A lottery is a contest where people buy tickets and have a chance to win money. Lotteries can be state-run or local. They can be used to select students or raise funds for charities. They are also known as “games of chance.”
The History of the Lottery
In some countries, people can buy lottery tickets for a variety of purposes, including winning money or a prize. Some lottery games are organized so that a percentage of the profits goes to charity.
The lottery is a form of gambling, and its popularity has made it a major source of income in many countries. Historically, it has been a popular way to finance public works projects, such as roads and parks.
Despite their popularity, lotteries are often criticized for the negative effects of their large size and high costs. These criticisms include disproportionately low participation by poorer people; a high rate of problem gamblers; an increased dependency on ticket sales; and the promotion of addictive gambling habits.
Some states, however, use lottery revenues to earmark funds for specific programs. These programs may include education, public works, and health care.
These appropriations, while not always significant, help the legislature increase its discretionary funding to the targeted program, which in turn provides a greater amount of funds for other state government needs. In general, state legislatures are more likely to support lottery revenue if it is spent for a good cause rather than as a way to generate tax revenues.
In the United States, the majority of lottery players are middle-class, but there are a wide range of demographic differences. For instance, men tend to play more than women; blacks and Hispanics are more likely to participate than whites; the elderly play less than young adults; and Catholics play more than Protestants.

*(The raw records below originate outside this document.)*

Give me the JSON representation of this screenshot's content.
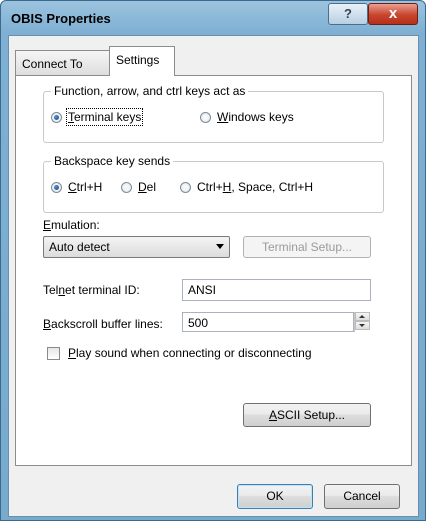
{
  "window": {
    "title": "OBIS Properties",
    "help_label": "?",
    "close_label": "x"
  },
  "tabs": [
    {
      "label": "Connect To",
      "active": false
    },
    {
      "label": "Settings",
      "active": true
    }
  ],
  "keys_group": {
    "legend": "Function, arrow, and ctrl keys act as",
    "options": [
      {
        "mnemonic": "T",
        "rest": "erminal keys",
        "checked": true
      },
      {
        "mnemonic": "W",
        "rest": "indows keys",
        "checked": false
      }
    ]
  },
  "backspace_group": {
    "legend": "Backspace key sends",
    "options": [
      {
        "pre": "",
        "mnemonic": "C",
        "rest": "trl+H",
        "checked": true
      },
      {
        "pre": "",
        "mnemonic": "D",
        "rest": "el",
        "checked": false
      },
      {
        "pre": "Ctrl+",
        "mnemonic": "H",
        "rest": ", Space, Ctrl+H",
        "checked": false
      }
    ]
  },
  "emulation": {
    "label_mnemonic": "E",
    "label_rest": "mulation:",
    "value": "Auto detect",
    "terminal_setup_button": "Terminal Setup..."
  },
  "telnet": {
    "label_pre": "Tel",
    "label_mnemonic": "n",
    "label_rest": "et terminal ID:",
    "value": "ANSI"
  },
  "backscroll": {
    "label_mnemonic": "B",
    "label_rest": "ackscroll buffer lines:",
    "value": "500"
  },
  "play_sound": {
    "mnemonic": "P",
    "rest": "lay sound when connecting or disconnecting",
    "checked": false
  },
  "ascii_setup_button": {
    "mnemonic": "A",
    "rest": "SCII Setup..."
  },
  "footer": {
    "ok_label": "OK",
    "cancel_label": "Cancel"
  }
}
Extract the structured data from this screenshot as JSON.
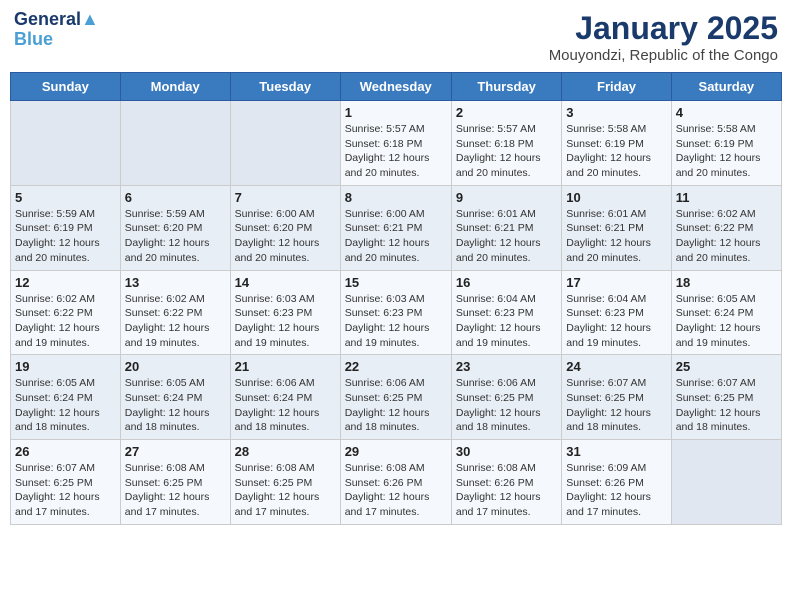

Other factors affecting the number of lottery participants and revenues include socio-economic status, age, and the type of game played. For example, a study found that those who play the daily numbers games, such as scratch tickets, are more likely to be from lower-income neighborhoods than those who play the big jackpot games.
Moreover, a survey of lottery players showed that those who are older than 50 and those who have been unemployed for more than three years are less likely to play the lottery.
The drawbacks of the lottery are that it is not easy to predict the results, and it can be risky. Some people lose money playing the lottery, but this can be averted by following some basic rules.
First, you should never pick the same number in consecutive draws. You are much more likely to win if you cover a wider range of numbers. Secondly, you should not try to predict the outcome of a certain draw by looking at statistics from previous draws.
If you do decide to play the lottery, make sure that you choose a good lottery retailer. A lot of money is at stake, and you want to be able to trust the company that is selling you the tickets.